TASK INPUTS:
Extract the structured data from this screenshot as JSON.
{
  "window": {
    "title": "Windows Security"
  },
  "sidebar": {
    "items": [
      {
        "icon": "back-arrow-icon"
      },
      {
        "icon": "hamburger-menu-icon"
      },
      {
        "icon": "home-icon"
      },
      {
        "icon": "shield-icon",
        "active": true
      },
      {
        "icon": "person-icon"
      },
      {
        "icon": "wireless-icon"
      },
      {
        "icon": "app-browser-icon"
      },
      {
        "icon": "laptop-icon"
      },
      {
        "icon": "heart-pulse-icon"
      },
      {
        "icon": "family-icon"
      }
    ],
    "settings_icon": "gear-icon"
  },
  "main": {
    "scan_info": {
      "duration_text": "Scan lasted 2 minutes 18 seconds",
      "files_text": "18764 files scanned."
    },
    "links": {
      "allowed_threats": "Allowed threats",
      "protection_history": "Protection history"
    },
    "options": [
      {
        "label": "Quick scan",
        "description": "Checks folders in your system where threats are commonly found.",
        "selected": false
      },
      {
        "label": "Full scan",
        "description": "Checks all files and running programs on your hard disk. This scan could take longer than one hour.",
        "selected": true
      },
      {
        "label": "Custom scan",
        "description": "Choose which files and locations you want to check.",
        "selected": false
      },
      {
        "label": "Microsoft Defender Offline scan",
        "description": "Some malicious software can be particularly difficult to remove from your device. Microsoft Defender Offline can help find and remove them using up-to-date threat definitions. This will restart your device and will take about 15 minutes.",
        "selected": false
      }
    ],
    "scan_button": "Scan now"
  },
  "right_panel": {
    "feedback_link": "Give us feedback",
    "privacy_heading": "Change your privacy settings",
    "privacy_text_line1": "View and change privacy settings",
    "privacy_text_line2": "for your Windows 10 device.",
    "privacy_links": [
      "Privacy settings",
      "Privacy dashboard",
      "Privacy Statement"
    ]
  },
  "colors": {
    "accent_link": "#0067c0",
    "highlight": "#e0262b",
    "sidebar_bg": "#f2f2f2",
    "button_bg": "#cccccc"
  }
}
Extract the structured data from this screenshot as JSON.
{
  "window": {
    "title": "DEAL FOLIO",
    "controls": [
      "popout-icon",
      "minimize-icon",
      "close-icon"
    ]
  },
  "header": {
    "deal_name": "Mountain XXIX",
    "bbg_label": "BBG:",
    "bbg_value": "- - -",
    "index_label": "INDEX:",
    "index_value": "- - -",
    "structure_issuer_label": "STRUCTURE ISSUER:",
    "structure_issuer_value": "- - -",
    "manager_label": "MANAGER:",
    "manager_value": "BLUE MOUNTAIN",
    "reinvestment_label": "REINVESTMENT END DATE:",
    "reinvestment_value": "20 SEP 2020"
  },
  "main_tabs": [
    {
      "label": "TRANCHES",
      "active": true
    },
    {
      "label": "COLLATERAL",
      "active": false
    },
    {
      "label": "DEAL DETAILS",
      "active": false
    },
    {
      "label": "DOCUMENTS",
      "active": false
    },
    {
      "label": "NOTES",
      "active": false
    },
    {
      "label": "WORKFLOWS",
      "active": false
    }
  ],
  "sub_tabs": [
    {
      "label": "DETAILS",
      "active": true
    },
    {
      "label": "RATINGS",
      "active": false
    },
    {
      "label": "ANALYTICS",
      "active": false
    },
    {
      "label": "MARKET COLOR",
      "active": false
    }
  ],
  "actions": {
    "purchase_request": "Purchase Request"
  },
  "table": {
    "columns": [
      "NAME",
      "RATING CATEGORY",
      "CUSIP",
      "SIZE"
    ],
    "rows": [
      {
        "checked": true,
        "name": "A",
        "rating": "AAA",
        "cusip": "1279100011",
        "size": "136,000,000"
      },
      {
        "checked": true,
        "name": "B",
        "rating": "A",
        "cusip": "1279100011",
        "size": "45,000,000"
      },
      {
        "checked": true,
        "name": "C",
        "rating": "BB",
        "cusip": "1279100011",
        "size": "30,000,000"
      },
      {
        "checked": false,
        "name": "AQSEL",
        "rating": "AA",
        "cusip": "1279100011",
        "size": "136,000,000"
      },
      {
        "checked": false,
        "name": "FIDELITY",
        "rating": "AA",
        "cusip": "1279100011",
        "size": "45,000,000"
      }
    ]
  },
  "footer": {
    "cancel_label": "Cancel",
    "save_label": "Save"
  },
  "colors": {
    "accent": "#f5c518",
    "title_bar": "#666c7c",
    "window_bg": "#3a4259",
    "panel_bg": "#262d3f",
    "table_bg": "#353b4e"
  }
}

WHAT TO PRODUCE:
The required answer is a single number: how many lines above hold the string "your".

EXERCISE RESULT:
5